• **WHAT YOU SHOULD DO**: Word for word, repeat each line of the listing below.
########################################
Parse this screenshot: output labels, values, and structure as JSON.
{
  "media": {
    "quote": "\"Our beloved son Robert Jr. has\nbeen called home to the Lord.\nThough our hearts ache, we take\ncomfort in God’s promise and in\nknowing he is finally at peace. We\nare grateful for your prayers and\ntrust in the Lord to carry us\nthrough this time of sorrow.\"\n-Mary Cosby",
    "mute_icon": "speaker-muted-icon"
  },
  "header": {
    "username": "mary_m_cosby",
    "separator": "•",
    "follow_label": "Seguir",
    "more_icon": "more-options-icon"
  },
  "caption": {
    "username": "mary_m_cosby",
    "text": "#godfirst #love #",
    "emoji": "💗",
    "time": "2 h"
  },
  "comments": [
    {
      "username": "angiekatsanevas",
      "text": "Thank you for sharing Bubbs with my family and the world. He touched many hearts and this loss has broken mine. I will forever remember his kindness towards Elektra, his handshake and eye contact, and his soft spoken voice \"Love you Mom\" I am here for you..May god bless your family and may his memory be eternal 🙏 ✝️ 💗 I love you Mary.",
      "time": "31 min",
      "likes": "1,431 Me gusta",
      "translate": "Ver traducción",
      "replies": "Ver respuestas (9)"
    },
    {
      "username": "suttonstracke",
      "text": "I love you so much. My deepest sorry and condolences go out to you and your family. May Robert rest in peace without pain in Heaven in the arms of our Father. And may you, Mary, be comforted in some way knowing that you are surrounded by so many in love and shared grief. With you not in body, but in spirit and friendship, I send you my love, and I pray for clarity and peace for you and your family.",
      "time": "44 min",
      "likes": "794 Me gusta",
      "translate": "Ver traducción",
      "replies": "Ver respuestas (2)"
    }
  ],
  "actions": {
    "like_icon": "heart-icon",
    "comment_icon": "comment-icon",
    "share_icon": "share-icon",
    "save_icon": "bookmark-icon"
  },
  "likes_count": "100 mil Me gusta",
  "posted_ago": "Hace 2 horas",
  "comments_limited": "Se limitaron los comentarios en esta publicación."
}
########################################
• **EXERCISE RESULT**:
Parse this screenshot: output labels, values, and structure as JSON.
{
  "media": {
    "quote": "\"Our beloved son Robert Jr. has\nbeen called home to the Lord.\nThough our hearts ache, we take\ncomfort in God’s promise and in\nknowing he is finally at peace. We\nare grateful for your prayers and\ntrust in the Lord to carry us\nthrough this time of sorrow.\"\n-Mary Cosby",
    "mute_icon": "speaker-muted-icon"
  },
  "header": {
    "username": "mary_m_cosby",
    "separator": "•",
    "follow_label": "Seguir",
    "more_icon": "more-options-icon"
  },
  "caption": {
    "username": "mary_m_cosby",
    "text": "#godfirst #love #",
    "emoji": "💗",
    "time": "2 h"
  },
  "comments": [
    {
      "username": "angiekatsanevas",
      "text": "Thank you for sharing Bubbs with my family and the world. He touched many hearts and this loss has broken mine. I will forever remember his kindness towards Elektra, his handshake and eye contact, and his soft spoken voice \"Love you Mom\" I am here for you..May god bless your family and may his memory be eternal 🙏 ✝️ 💗 I love you Mary.",
      "time": "31 min",
      "likes": "1,431 Me gusta",
      "translate": "Ver traducción",
      "replies": "Ver respuestas (9)"
    },
    {
      "username": "suttonstracke",
      "text": "I love you so much. My deepest sorry and condolences go out to you and your family. May Robert rest in peace without pain in Heaven in the arms of our Father. And may you, Mary, be comforted in some way knowing that you are surrounded by so many in love and shared grief. With you not in body, but in spirit and friendship, I send you my love, and I pray for clarity and peace for you and your family.",
      "time": "44 min",
      "likes": "794 Me gusta",
      "translate": "Ver traducción",
      "replies": "Ver respuestas (2)"
    }
  ],
  "actions": {
    "like_icon": "heart-icon",
    "comment_icon": "comment-icon",
    "share_icon": "share-icon",
    "save_icon": "bookmark-icon"
  },
  "likes_count": "100 mil Me gusta",
  "posted_ago": "Hace 2 horas",
  "comments_limited": "Se limitaron los comentarios en esta publicación."
}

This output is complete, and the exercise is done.